[Data shown]

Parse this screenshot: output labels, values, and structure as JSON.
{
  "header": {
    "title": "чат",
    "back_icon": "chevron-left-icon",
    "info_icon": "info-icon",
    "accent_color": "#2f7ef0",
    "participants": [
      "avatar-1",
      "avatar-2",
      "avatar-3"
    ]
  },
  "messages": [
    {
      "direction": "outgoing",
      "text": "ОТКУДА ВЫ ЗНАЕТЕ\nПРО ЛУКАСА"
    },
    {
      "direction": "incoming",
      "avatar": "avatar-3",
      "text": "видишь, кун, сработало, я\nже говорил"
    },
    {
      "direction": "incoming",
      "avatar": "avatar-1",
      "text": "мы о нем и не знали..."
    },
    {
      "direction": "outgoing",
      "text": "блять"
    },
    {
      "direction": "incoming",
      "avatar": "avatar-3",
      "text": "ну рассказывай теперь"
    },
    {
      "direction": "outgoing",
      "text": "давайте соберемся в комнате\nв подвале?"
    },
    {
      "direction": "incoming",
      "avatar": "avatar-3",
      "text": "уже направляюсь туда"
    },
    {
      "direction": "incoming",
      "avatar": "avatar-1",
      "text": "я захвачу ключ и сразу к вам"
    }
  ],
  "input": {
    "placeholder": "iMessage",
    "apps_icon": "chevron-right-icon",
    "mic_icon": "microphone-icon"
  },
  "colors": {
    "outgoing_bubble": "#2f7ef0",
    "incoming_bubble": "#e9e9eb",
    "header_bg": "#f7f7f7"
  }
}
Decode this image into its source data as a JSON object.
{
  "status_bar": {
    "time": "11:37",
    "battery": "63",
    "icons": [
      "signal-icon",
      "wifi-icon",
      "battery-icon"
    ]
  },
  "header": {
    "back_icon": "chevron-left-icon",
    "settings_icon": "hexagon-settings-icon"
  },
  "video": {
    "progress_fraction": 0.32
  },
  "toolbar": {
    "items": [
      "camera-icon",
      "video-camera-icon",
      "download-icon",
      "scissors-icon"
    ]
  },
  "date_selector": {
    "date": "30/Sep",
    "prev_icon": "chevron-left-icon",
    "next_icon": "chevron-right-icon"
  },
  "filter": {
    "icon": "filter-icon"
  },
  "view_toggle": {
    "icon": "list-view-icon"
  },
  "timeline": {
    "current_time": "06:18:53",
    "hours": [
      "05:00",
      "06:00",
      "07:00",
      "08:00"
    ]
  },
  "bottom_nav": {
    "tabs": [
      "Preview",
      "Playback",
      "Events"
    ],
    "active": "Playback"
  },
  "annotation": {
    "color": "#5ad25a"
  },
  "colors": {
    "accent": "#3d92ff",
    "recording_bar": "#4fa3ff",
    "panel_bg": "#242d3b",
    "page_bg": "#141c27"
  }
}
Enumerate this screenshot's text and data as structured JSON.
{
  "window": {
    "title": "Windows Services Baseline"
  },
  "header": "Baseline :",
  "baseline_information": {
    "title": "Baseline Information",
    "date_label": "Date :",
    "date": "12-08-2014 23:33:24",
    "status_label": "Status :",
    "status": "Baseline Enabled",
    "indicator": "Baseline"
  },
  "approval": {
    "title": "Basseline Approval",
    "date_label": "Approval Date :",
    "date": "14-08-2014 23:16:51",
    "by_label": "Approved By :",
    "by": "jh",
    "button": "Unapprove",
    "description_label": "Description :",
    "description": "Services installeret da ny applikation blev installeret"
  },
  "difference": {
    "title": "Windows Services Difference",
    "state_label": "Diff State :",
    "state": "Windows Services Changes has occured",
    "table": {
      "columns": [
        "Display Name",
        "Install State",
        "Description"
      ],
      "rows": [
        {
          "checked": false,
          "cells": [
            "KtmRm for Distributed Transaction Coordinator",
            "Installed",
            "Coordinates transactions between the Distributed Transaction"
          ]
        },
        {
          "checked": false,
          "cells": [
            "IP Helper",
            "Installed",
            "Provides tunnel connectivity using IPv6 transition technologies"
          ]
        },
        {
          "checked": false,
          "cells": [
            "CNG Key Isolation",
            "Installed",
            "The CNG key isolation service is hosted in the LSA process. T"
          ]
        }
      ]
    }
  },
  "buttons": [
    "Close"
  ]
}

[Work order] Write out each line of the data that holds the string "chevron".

[Written solution]
    "back_icon": "chevron-left-icon",
    "apps_icon": "chevron-right-icon",
    "back_icon": "chevron-left-icon",
    "prev_icon": "chevron-left-icon",
    "next_icon": "chevron-right-icon"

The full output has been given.